Success Stories

Read about the achievements of our students, past and present. Future Skills students are of all ages, and come from a range of backgrounds – showing you that anything is possible!

Emila De Silva, Intensive Literacy and Numeracy student

I came from Samoa in January 2011 and  joined the Intensive Literacy and Numeracy programme. I was a shy boy who could not speak or read or write English . And not so good in Maths too. 

My tutor helped me so much She would stay after school and teach me to read write and would always encourage me to speak .I came out of my shyness and stated enjoying the lesson .I had  to walk from Takanini to Manukau  up and down – but I was happy and always looking forward to the class as they were full of joy. My tutor was very patent and kind..First I got job at Ware house. Now I am working at Fisher and Pykel at the health Unit .I earn well and I even brought my mother and sister here .

I am very grateful to my tutor and Future skills for making my life successful .I WILL  always remember what my tutor told me once –Education is power. Education liberates you from all burden Thank you  Future skills 

 

Johnson Hiko, Carpentry and Construction student

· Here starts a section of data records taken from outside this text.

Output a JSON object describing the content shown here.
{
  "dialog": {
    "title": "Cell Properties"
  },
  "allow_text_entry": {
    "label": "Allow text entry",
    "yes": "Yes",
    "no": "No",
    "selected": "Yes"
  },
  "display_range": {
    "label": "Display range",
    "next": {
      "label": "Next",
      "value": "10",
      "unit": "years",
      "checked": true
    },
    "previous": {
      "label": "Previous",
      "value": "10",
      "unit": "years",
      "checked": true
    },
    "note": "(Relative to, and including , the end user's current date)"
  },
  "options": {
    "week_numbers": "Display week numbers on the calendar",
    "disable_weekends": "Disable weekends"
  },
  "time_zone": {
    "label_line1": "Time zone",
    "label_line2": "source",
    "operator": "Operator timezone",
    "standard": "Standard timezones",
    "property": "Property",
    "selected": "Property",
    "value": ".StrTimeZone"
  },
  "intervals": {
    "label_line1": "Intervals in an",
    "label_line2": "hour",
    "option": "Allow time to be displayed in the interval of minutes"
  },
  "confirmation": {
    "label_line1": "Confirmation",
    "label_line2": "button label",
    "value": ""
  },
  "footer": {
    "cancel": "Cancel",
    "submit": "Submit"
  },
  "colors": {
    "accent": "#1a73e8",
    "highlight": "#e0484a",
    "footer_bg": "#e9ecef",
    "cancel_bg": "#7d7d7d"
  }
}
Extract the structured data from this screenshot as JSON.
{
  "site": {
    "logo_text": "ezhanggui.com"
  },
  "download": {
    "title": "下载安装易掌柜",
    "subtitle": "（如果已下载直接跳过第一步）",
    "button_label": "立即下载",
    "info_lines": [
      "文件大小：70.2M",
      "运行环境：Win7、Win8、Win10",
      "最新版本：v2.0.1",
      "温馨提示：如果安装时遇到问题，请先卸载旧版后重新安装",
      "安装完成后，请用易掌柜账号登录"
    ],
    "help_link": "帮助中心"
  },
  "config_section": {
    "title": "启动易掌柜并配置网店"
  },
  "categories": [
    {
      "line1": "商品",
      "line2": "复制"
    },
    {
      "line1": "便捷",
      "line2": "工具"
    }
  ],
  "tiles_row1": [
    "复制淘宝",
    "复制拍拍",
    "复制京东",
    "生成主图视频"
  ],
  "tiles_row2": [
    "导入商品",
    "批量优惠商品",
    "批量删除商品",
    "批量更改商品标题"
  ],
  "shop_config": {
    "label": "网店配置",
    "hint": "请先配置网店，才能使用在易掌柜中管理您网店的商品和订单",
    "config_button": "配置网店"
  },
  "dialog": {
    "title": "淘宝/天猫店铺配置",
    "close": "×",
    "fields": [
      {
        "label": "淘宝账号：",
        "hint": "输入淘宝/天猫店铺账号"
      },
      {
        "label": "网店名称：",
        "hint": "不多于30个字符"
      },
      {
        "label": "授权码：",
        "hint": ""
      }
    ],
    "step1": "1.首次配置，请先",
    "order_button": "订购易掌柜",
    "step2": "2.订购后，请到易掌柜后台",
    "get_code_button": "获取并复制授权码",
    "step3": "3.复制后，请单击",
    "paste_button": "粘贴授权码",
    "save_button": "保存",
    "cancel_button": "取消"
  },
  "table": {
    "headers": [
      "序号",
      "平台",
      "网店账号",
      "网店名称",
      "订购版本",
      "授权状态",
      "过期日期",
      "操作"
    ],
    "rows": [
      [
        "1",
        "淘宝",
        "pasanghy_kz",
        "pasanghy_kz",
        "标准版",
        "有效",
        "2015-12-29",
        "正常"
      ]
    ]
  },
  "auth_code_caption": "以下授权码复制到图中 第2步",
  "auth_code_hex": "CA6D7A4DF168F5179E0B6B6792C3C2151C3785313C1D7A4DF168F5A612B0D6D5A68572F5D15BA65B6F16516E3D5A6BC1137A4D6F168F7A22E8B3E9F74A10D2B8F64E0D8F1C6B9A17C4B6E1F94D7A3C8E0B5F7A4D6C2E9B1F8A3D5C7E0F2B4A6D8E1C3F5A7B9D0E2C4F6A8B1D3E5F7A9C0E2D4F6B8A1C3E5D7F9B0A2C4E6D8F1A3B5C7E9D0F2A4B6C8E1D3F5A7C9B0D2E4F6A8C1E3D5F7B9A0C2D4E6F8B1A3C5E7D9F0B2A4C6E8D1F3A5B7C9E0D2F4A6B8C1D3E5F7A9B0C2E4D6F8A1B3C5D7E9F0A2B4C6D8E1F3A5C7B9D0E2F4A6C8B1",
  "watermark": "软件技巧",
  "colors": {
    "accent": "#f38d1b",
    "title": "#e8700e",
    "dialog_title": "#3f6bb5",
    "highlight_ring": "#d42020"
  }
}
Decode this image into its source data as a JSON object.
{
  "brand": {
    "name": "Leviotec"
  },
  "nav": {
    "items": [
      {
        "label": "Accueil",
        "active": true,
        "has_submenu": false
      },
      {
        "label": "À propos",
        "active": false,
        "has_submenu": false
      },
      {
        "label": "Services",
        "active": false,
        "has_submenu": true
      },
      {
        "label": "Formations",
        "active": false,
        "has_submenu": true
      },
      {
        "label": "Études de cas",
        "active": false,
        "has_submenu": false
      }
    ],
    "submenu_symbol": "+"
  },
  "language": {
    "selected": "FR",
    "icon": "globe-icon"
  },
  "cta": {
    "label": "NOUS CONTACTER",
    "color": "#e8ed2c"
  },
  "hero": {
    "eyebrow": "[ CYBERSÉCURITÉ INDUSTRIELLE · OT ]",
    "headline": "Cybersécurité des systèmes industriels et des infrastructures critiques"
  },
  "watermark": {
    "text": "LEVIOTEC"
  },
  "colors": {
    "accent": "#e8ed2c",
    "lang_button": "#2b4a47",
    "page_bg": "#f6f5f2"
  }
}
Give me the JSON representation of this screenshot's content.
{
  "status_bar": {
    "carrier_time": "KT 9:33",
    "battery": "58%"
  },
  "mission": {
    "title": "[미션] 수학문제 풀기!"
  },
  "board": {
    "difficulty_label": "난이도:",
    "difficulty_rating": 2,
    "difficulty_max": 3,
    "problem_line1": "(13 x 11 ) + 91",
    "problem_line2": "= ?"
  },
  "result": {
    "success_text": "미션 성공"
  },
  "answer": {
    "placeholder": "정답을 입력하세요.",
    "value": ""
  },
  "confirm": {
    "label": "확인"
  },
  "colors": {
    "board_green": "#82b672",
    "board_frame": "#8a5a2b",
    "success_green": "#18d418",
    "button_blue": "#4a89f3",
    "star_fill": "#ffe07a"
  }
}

Johnson Hiko finished school without credits because his family couldn’t spare the money for his NCEA exams. That was three years ago. Fast forward to Future Skills. Today, the 20-year old is volunteering as an assistant tutor at the Manukau-based training academy and finishing his Level 3 carpentry qualification at Manukau Institute of Technology. How did that come about?

In 2014 the Papakura resident joined the NCEA Level 2 Carpentry & Construction programme at Future Skills. The fact that the course has no fees and that students receive a travel allowance – were factors that encouraged him to go back to study.ily couldn’t spare the money for his NCEA exams. That was three years ago. Fast forward to Future Skills. Today, the 20-year old is volunteering as an assistant tutor at the Manukau-based training academy and finishing his Level 3 carpentry qualification at Manukau Institute of Technology. How did that come about?

But more importantly, Johnson found a supportive environment that helped him settle down and focus. “There are many students lacking a male role model at home, and they are well looked after by our tutors who are like a friend or mentor,” he says. “No matter what your issues are, they are with you.”

The course is practical in nature so it will appeal to a lot of students who are not motivated in a conventional school environment. The programme has equipped Johnson with the right set of foundation skills sought by the building industry and enabled him to be successful in higher level study.  In the Future Skills programme,  students use hand tools, power tools and machinery, to build bbq furniture, their own saw horse, fences, and decks, and of course health and safety underpins the learning.

 Johnson has been accepted for the Level 4 carpentry course at MIT which he will start in February.  But coming back to Future Skills as a volunteer assistant tutor and youth mentor, he says “This tops everything.  My mother, who passed away, would have been proud.”

Johnson is giving back in his own way. “He comes in to encourage new students to hang in there and work on their future,” says Future Skills tutor Jeremaia Fokelau. “Our students are inspired by his success story.”  Clearly, a second chance can make all the difference.

 

 

Paula Lomu, Bridging to the Armed Forces student

20 year old Paula Lomu graduated from the Future Skills Bridging to Armed Forces course as the top student. The strapping young man has been accepted as a rifileman in the New Zealand Army.

‘‘I never liked school, but always wanted to join the army,’’ says Paula. ‘‘I got a lifeline when my former school recommended that I contact Future Skills Bridging to the Armed Forces.|

The 28-week course prepares graduates to enter the armed forces by providing a core of English and maths, a range of group and interpersonal skills, besides physical fitness. It also covers knowledge of public services, health and safety and workplace fire response skills.

‘‘More than anything else the course taught me discipline,’’ he says. ‘‘The intense physical training combined with the math and English classes, gave me a sense of achievement and boosted my confidence.’’

Paula says his tutor, Parveen Kaur, is like a teacher, friend and mum rolled into one. ‘‘She helps me out with all sorts of issues, including personal ones,’’ he explains.

Parveen, who has considerable teaching experience, says Paula is a transformed young man who is ready to take on what life -- and the army -- can throw at him.Paula not only completed the course this year but went on to complete the six week LSV (Limited Services Volunteer) Programme which prepares armed forces applicants with training.

He was the top student of his LSV intake.  A fact recognised by the armed forces and the police at the ceremony.

Paula was awarded 3 awards from the armed forces at the graduation: The Officer commanding award recognises that he has the skills and abilities to enter any of the New Zealand armed forces, The New Zealand Police award recognises that he has the ability to join the police if he desires.

Paula also received the Platoon Top Student award.              

Parveen says, “The combination of a positive class environment, teaching strategies and Paula’s positive attitude created the climate for transformation”.“He had the right attitude through training, very open minded, motivated and simply put he was a model student”. She says.